DO NOT reboot just yet.

Post installation changes

This section continues from the shell prompt after the installation in the previous section but before rebooting. Some changes need to be made for a successful first boot and we will also configure dummynet in ipfw.

Append to /boot/loader.conf with your favorite text editor and input the following:


The first four entries are the same modifications made to the installation media earlier and are still necessary to view the console via serial on the APU2C4. The dummynet_load="YES" entry will load the dummynet kernel module on boot and if_bridge_load="YES" will load the if_bridge kernel module on boot.

Run the following commands to update /etc/rc.conf:

sysrc firewall_enable="YES"
sysrc firewall_script="/etc/firewall"
sysrc cloned_interfaces="bridge0"
sysrc ifconfig_bridge0="addm igb0 addm igb2"
sysrc ifconfig_igb0="up"
sysrc ifconfig_igb2="up"

The first entry firewall_enable="YES" enables the ipfw firewall using the script located at the next entry (firewall_script="/etc/firewall"). Later we will create this file (/etc/firewall) and give it execute permissions. The next entry, cloned_interfaces="bridge0", creates a bridge0 device which will allow traffic to bridge from the inlet interface (igb0) to the outlet interface (igb2). The next entry ifconfig_bridge0="addm igb0 addm igb2", adds both interfaces to the bridge. The next and last two entries put the interfaces in the “up” configuration to allow traffic to pass, this is required because no IP address is being configured on these interfaces.

Append to /etc/sysctl.conf with your favorite text editor and input the following:

The first entry is required so that ipfw can process traffic that passes through bridges.
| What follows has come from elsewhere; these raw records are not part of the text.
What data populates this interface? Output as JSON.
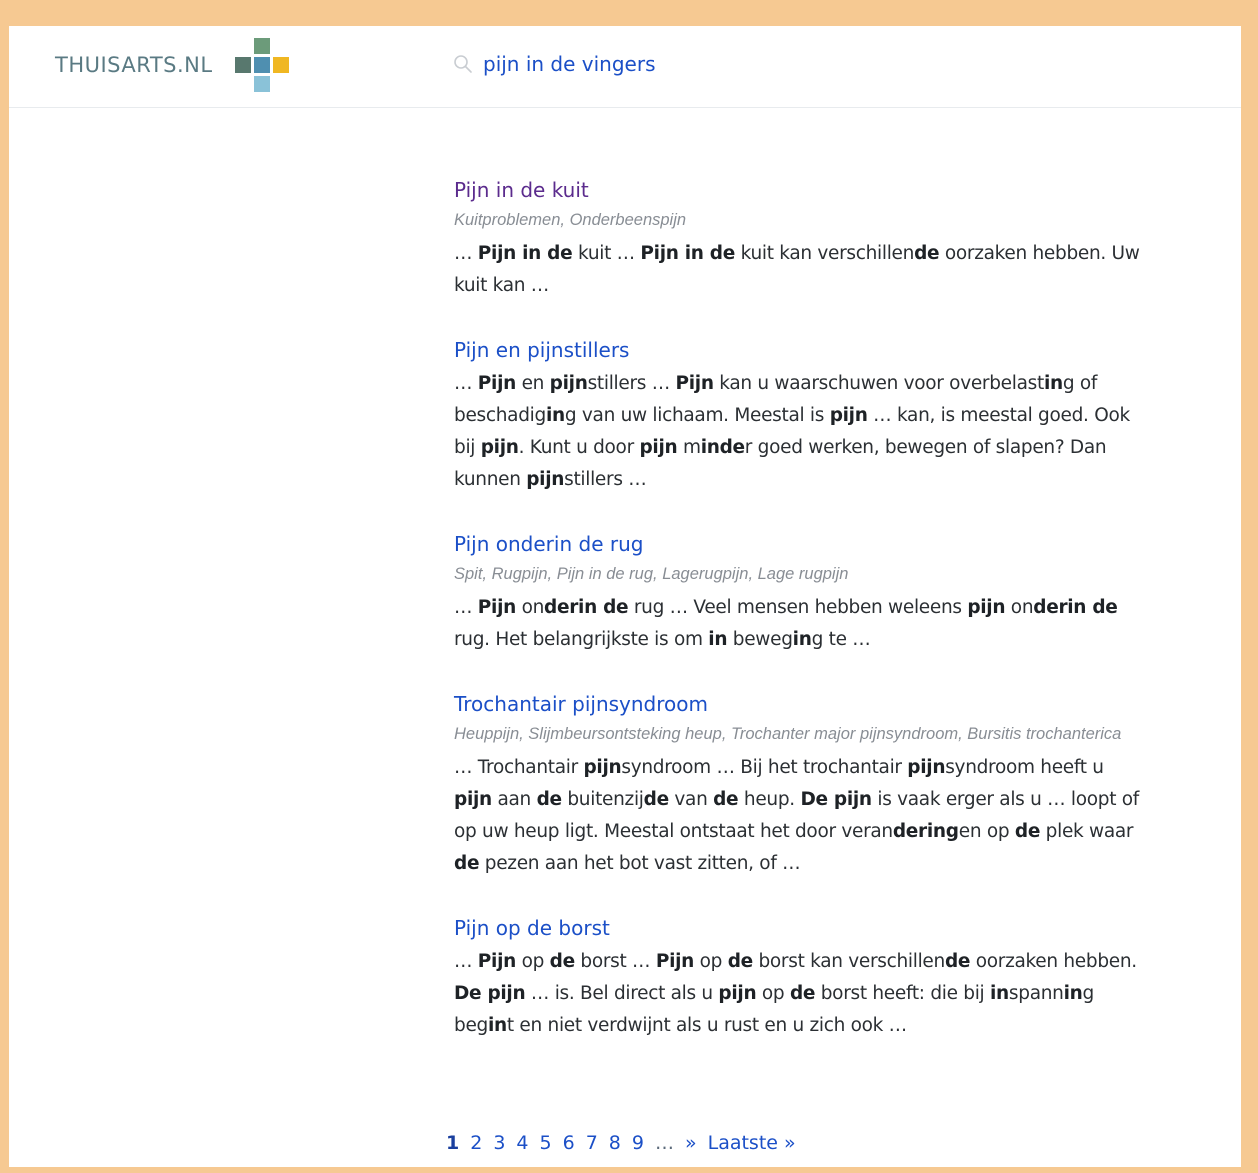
{
  "header": {
    "logo_text": "THUISARTS.NL",
    "search": {
      "value": "pijn in de vingers",
      "placeholder": ""
    }
  },
  "colors": {
    "frame": "#f6c992",
    "link": "#1b4fc7",
    "visited": "#5b2b8d",
    "logo_green": "#6c9b7a",
    "logo_darkgreen": "#58786e",
    "logo_blue": "#4f8fb0",
    "logo_yellow": "#f0b722",
    "logo_lightblue": "#8ac2d8"
  },
  "results": [
    {
      "title": "Pijn in de kuit",
      "visited": true,
      "synonyms": "Kuitproblemen, Onderbeenspijn",
      "snippet": "… <b>Pijn in de</b> kuit … <b>Pijn in de</b> kuit kan verschillen<b>de</b> oorzaken hebben. Uw kuit kan …"
    },
    {
      "title": "Pijn en pijnstillers",
      "visited": false,
      "synonyms": "",
      "snippet": "… <b>Pijn</b> en <b>pijn</b>stillers … <b>Pijn</b> kan u waarschuwen voor overbelast<b>in</b>g of beschadig<b>in</b>g van uw lichaam. Meestal is <b>pijn</b> … kan, is meestal goed. Ook bij <b>pijn</b>. Kunt u door <b>pijn</b> m<b>inde</b>r goed werken, bewegen of slapen? Dan kunnen <b>pijn</b>stillers …"
    },
    {
      "title": "Pijn onderin de rug",
      "visited": false,
      "synonyms": "Spit, Rugpijn, Pijn in de rug, Lagerugpijn, Lage rugpijn",
      "snippet": "… <b>Pijn</b> on<b>derin de</b> rug … Veel mensen hebben weleens <b>pijn</b> on<b>derin de</b> rug. Het belangrijkste is om <b>in</b> beweg<b>in</b>g te …"
    },
    {
      "title": "Trochantair pijnsyndroom",
      "visited": false,
      "synonyms": "Heuppijn, Slijmbeursontsteking heup, Trochanter major pijnsyndroom, Bursitis trochanterica",
      "snippet": "… Trochantair <b>pijn</b>syndroom … Bij het trochantair <b>pijn</b>syndroom heeft u <b>pijn</b> aan <b>de</b> buitenzij<b>de</b> van <b>de</b> heup. <b>De pijn</b> is vaak erger als u … loopt of op uw heup ligt. Meestal ontstaat het door veran<b>dering</b>en op <b>de</b> plek waar <b>de</b> pezen aan het bot vast zitten, of …"
    },
    {
      "title": "Pijn op de borst",
      "visited": false,
      "synonyms": "",
      "snippet": "… <b>Pijn</b> op <b>de</b> borst … <b>Pijn</b> op <b>de</b> borst kan verschillen<b>de</b> oorzaken hebben. <b>De pijn</b> … is. Bel direct als u <b>pijn</b> op <b>de</b> borst heeft: die bij <b>in</b>spann<b>in</b>g beg<b>in</b>t en niet verdwijnt als u rust en u zich ook …"
    }
  ],
  "pagination": {
    "pages": [
      "1",
      "2",
      "3",
      "4",
      "5",
      "6",
      "7",
      "8",
      "9"
    ],
    "current": "1",
    "ellipsis": "…",
    "next": "»",
    "last": "Laatste »"
  }
}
The second entry allows for ipfw to continue processing a packet after being passed through a pipe.

We will continue from this shell in the next section. DO NOT reboot just yet.

Basic ipfw configuration for bandwidth restriction

Create a file called /etc/firewall and give it execution permission

touch /etc/firewall
chmod +x /etc/firewall

Edit /etc/firewall with your favorite text editor and input the following:


# Removes all previous rules and pipe configurations.
ipfw -q flush
ipfw -q pipe flush

# Downstream limit
ipfw pipe 1 config bw 7mbits/s
ipfw add pipe 1 ip from any to any out recv igb0

# Upstream limit
ipfw pipe 2 config bw 896kbits/s
ipfw add pipe 2 ip from any to any out recv igb2

# Needed to pass traffic after being processes by dummynet/pipe.
ipfw add 10000 allow ip from any to any

That is it. After saving this file and rebooting, the device is ready to be deployed on the network.

Further modifications

Here are further configuration options to consider:


Email me with other issues to post here.

Thank you

This project was made possible by Luigi Rizzo for creating the code and Allan Jude for making me aware of the technology on BSD Now.